▸ **Exercise description**
Identify all lines below that hold "title" and collect them.

▸ **Given records**
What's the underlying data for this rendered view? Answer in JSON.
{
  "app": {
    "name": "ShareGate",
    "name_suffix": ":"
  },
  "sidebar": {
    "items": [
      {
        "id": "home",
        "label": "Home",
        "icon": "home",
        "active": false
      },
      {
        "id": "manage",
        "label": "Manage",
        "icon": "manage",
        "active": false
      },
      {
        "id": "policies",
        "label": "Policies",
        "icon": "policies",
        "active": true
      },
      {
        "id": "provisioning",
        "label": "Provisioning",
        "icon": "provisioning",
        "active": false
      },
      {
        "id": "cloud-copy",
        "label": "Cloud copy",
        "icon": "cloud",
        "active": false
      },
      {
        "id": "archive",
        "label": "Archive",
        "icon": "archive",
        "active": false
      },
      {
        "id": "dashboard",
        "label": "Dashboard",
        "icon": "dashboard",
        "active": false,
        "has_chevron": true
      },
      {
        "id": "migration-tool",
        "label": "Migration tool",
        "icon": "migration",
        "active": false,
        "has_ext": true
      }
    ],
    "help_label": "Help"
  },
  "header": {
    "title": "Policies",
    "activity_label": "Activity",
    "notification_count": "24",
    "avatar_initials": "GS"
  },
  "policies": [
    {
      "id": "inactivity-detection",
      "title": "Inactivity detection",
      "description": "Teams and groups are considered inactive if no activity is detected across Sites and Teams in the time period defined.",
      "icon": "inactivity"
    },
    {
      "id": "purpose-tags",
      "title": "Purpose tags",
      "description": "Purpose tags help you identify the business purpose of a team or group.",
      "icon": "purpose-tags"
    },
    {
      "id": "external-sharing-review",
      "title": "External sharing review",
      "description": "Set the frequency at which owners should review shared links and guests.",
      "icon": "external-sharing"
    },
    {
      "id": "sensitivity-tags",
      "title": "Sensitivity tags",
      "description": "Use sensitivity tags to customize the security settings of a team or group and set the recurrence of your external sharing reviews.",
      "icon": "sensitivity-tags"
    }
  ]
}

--

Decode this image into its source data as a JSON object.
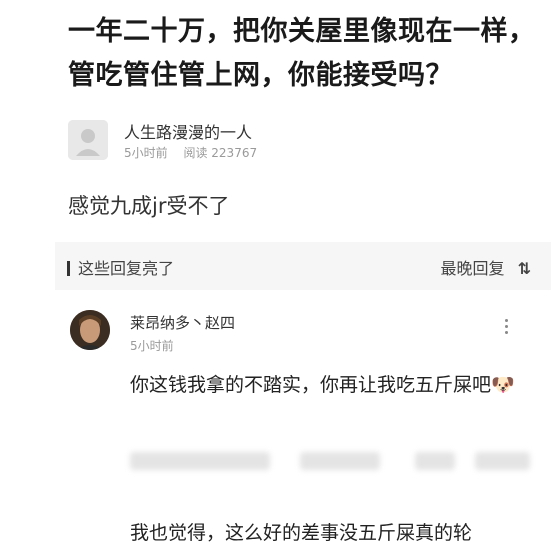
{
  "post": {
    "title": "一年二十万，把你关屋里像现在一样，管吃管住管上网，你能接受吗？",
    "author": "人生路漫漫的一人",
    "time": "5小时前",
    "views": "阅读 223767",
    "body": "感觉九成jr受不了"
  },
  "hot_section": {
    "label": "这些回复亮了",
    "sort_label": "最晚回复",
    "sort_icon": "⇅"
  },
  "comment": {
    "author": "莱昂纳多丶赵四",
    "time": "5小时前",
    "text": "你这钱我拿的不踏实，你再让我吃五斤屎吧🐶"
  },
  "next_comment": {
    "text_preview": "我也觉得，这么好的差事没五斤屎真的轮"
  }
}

▸ **Result for this task**
    "title": "Policies",
      "title": "Inactivity detection",
      "title": "Purpose tags",
      "title": "External sharing review",
      "title": "Sensitivity tags",
    "title": "一年二十万，把你关屋里像现在一样，管吃管住管上网，你能接受吗？",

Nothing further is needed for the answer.